What the exercise asks ▸ Every entry that follows should be output exactly, and every image in it left out.

Supplied information: Begin

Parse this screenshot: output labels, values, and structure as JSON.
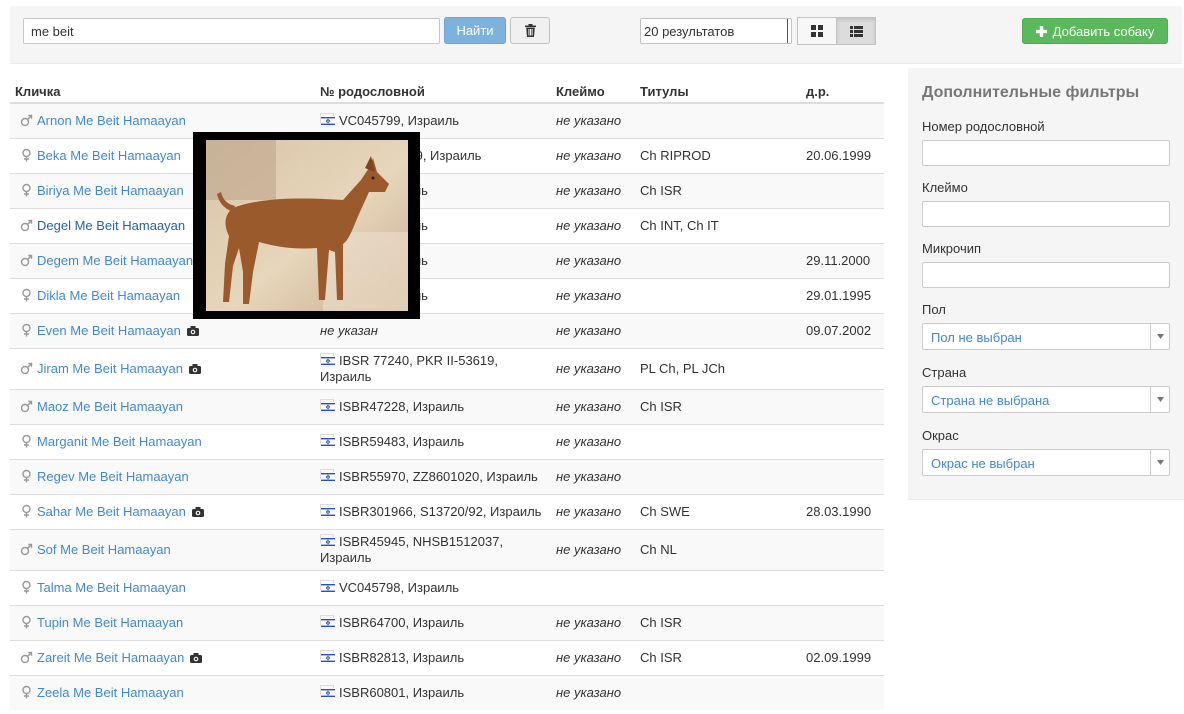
{
  "toolbar": {
    "search_value": "me beit",
    "find_label": "Найти",
    "results_count": "20 результатов",
    "add_label": "Добавить собаку"
  },
  "table": {
    "headers": {
      "name": "Кличка",
      "pedigree": "№ родословной",
      "brand": "Клеймо",
      "titles": "Титулы",
      "birth": "д.р."
    },
    "rows": [
      {
        "name": "Arnon Me Beit Hamaayan",
        "gender": "male",
        "photo": false,
        "flag": true,
        "pedigree": "VC045799, Израиль",
        "brand": "не указано",
        "titles": "",
        "birth": ""
      },
      {
        "name": "Beka Me Beit Hamaayan",
        "gender": "female",
        "photo": false,
        "flag": true,
        "pedigree": "ZZ9O0131249, Израиль",
        "brand": "не указано",
        "titles": "Ch RIPROD",
        "birth": "20.06.1999"
      },
      {
        "name": "Biriya Me Beit Hamaayan",
        "gender": "female",
        "photo": false,
        "flag": true,
        "pedigree": "ISBR, Израиль",
        "brand": "не указано",
        "titles": "Ch ISR",
        "birth": ""
      },
      {
        "name": "Degel Me Beit Hamaayan",
        "gender": "male",
        "photo": false,
        "flag": true,
        "pedigree": "ISBR, Израиль",
        "brand": "не указано",
        "titles": "Ch INT, Ch IT",
        "birth": ""
      },
      {
        "name": "Degem Me Beit Hamaayan",
        "gender": "male",
        "photo": false,
        "flag": true,
        "pedigree": "ISBR, Израиль",
        "brand": "не указано",
        "titles": "",
        "birth": "29.11.2000"
      },
      {
        "name": "Dikla Me Beit Hamaayan",
        "gender": "female",
        "photo": false,
        "flag": true,
        "pedigree": "ISBR, Израиль",
        "brand": "не указано",
        "titles": "",
        "birth": "29.01.1995"
      },
      {
        "name": "Even Me Beit Hamaayan",
        "gender": "female",
        "photo": true,
        "flag": false,
        "pedigree": "не указан",
        "brand": "не указано",
        "titles": "",
        "birth": "09.07.2002"
      },
      {
        "name": "Jiram Me Beit Hamaayan",
        "gender": "male",
        "photo": true,
        "flag": true,
        "pedigree": "IBSR 77240, PKR II-53619, Израиль",
        "brand": "не указано",
        "titles": "PL Ch, PL JCh",
        "birth": ""
      },
      {
        "name": "Maoz Me Beit Hamaayan",
        "gender": "male",
        "photo": false,
        "flag": true,
        "pedigree": "ISBR47228, Израиль",
        "brand": "не указано",
        "titles": "Ch ISR",
        "birth": ""
      },
      {
        "name": "Marganit Me Beit Hamaayan",
        "gender": "female",
        "photo": false,
        "flag": true,
        "pedigree": "ISBR59483, Израиль",
        "brand": "не указано",
        "titles": "",
        "birth": ""
      },
      {
        "name": "Regev Me Beit Hamaayan",
        "gender": "female",
        "photo": false,
        "flag": true,
        "pedigree": "ISBR55970, ZZ8601020, Израиль",
        "brand": "не указано",
        "titles": "",
        "birth": ""
      },
      {
        "name": "Sahar Me Beit Hamaayan",
        "gender": "female",
        "photo": true,
        "flag": true,
        "pedigree": "ISBR301966, S13720/92, Израиль",
        "brand": "не указано",
        "titles": "Ch SWE",
        "birth": "28.03.1990"
      },
      {
        "name": "Sof Me Beit Hamaayan",
        "gender": "male",
        "photo": false,
        "flag": true,
        "pedigree": "ISBR45945, NHSB1512037, Израиль",
        "brand": "не указано",
        "titles": "Ch NL",
        "birth": ""
      },
      {
        "name": "Talma Me Beit Hamaayan",
        "gender": "female",
        "photo": false,
        "flag": true,
        "pedigree": "VC045798, Израиль",
        "brand": "",
        "titles": "",
        "birth": ""
      },
      {
        "name": "Tupin Me Beit Hamaayan",
        "gender": "female",
        "photo": false,
        "flag": true,
        "pedigree": "ISBR64700, Израиль",
        "brand": "не указано",
        "titles": "Ch ISR",
        "birth": ""
      },
      {
        "name": "Zareit Me Beit Hamaayan",
        "gender": "male",
        "photo": true,
        "flag": true,
        "pedigree": "ISBR82813, Израиль",
        "brand": "не указано",
        "titles": "Ch ISR",
        "birth": "02.09.1999"
      },
      {
        "name": "Zeela Me Beit Hamaayan",
        "gender": "female",
        "photo": false,
        "flag": true,
        "pedigree": "ISBR60801, Израиль",
        "brand": "не указано",
        "titles": "",
        "birth": ""
      }
    ]
  },
  "filters": {
    "title": "Дополнительные фильтры",
    "pedigree_label": "Номер родословной",
    "brand_label": "Клеймо",
    "microchip_label": "Микрочип",
    "gender_label": "Пол",
    "gender_value": "Пол не выбран",
    "country_label": "Страна",
    "country_value": "Страна не выбрана",
    "color_label": "Окрас",
    "color_value": "Окрас не выбран"
  },
  "colors": {
    "link": "#428bca",
    "find_button": "#7db2df",
    "add_button": "#5cb85c"
  },
  "hovered_row_index": 3
}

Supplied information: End

Solution for this problem ▸
Parse this screenshot: output labels, values, and structure as JSON.
{
  "toolbar": {
    "search_value": "me beit",
    "find_label": "Найти",
    "results_count": "20 результатов",
    "add_label": "Добавить собаку"
  },
  "table": {
    "headers": {
      "name": "Кличка",
      "pedigree": "№ родословной",
      "brand": "Клеймо",
      "titles": "Титулы",
      "birth": "д.р."
    },
    "rows": [
      {
        "name": "Arnon Me Beit Hamaayan",
        "gender": "male",
        "photo": false,
        "flag": true,
        "pedigree": "VC045799, Израиль",
        "brand": "не указано",
        "titles": "",
        "birth": ""
      },
      {
        "name": "Beka Me Beit Hamaayan",
        "gender": "female",
        "photo": false,
        "flag": true,
        "pedigree": "ZZ9O0131249, Израиль",
        "brand": "не указано",
        "titles": "Ch RIPROD",
        "birth": "20.06.1999"
      },
      {
        "name": "Biriya Me Beit Hamaayan",
        "gender": "female",
        "photo": false,
        "flag": true,
        "pedigree": "ISBR, Израиль",
        "brand": "не указано",
        "titles": "Ch ISR",
        "birth": ""
      },
      {
        "name": "Degel Me Beit Hamaayan",
        "gender": "male",
        "photo": false,
        "flag": true,
        "pedigree": "ISBR, Израиль",
        "brand": "не указано",
        "titles": "Ch INT, Ch IT",
        "birth": ""
      },
      {
        "name": "Degem Me Beit Hamaayan",
        "gender": "male",
        "photo": false,
        "flag": true,
        "pedigree": "ISBR, Израиль",
        "brand": "не указано",
        "titles": "",
        "birth": "29.11.2000"
      },
      {
        "name": "Dikla Me Beit Hamaayan",
        "gender": "female",
        "photo": false,
        "flag": true,
        "pedigree": "ISBR, Израиль",
        "brand": "не указано",
        "titles": "",
        "birth": "29.01.1995"
      },
      {
        "name": "Even Me Beit Hamaayan",
        "gender": "female",
        "photo": true,
        "flag": false,
        "pedigree": "не указан",
        "brand": "не указано",
        "titles": "",
        "birth": "09.07.2002"
      },
      {
        "name": "Jiram Me Beit Hamaayan",
        "gender": "male",
        "photo": true,
        "flag": true,
        "pedigree": "IBSR 77240, PKR II-53619, Израиль",
        "brand": "не указано",
        "titles": "PL Ch, PL JCh",
        "birth": ""
      },
      {
        "name": "Maoz Me Beit Hamaayan",
        "gender": "male",
        "photo": false,
        "flag": true,
        "pedigree": "ISBR47228, Израиль",
        "brand": "не указано",
        "titles": "Ch ISR",
        "birth": ""
      },
      {
        "name": "Marganit Me Beit Hamaayan",
        "gender": "female",
        "photo": false,
        "flag": true,
        "pedigree": "ISBR59483, Израиль",
        "brand": "не указано",
        "titles": "",
        "birth": ""
      },
      {
        "name": "Regev Me Beit Hamaayan",
        "gender": "female",
        "photo": false,
        "flag": true,
        "pedigree": "ISBR55970, ZZ8601020, Израиль",
        "brand": "не указано",
        "titles": "",
        "birth": ""
      },
      {
        "name": "Sahar Me Beit Hamaayan",
        "gender": "female",
        "photo": true,
        "flag": true,
        "pedigree": "ISBR301966, S13720/92, Израиль",
        "brand": "не указано",
        "titles": "Ch SWE",
        "birth": "28.03.1990"
      },
      {
        "name": "Sof Me Beit Hamaayan",
        "gender": "male",
        "photo": false,
        "flag": true,
        "pedigree": "ISBR45945, NHSB1512037, Израиль",
        "brand": "не указано",
        "titles": "Ch NL",
        "birth": ""
      },
      {
        "name": "Talma Me Beit Hamaayan",
        "gender": "female",
        "photo": false,
        "flag": true,
        "pedigree": "VC045798, Израиль",
        "brand": "",
        "titles": "",
        "birth": ""
      },
      {
        "name": "Tupin Me Beit Hamaayan",
        "gender": "female",
        "photo": false,
        "flag": true,
        "pedigree": "ISBR64700, Израиль",
        "brand": "не указано",
        "titles": "Ch ISR",
        "birth": ""
      },
      {
        "name": "Zareit Me Beit Hamaayan",
        "gender": "male",
        "photo": true,
        "flag": true,
        "pedigree": "ISBR82813, Израиль",
        "brand": "не указано",
        "titles": "Ch ISR",
        "birth": "02.09.1999"
      },
      {
        "name": "Zeela Me Beit Hamaayan",
        "gender": "female",
        "photo": false,
        "flag": true,
        "pedigree": "ISBR60801, Израиль",
        "brand": "не указано",
        "titles": "",
        "birth": ""
      }
    ]
  },
  "filters": {
    "title": "Дополнительные фильтры",
    "pedigree_label": "Номер родословной",
    "brand_label": "Клеймо",
    "microchip_label": "Микрочип",
    "gender_label": "Пол",
    "gender_value": "Пол не выбран",
    "country_label": "Страна",
    "country_value": "Страна не выбрана",
    "color_label": "Окрас",
    "color_value": "Окрас не выбран"
  },
  "colors": {
    "link": "#428bca",
    "find_button": "#7db2df",
    "add_button": "#5cb85c"
  },
  "hovered_row_index": 3
}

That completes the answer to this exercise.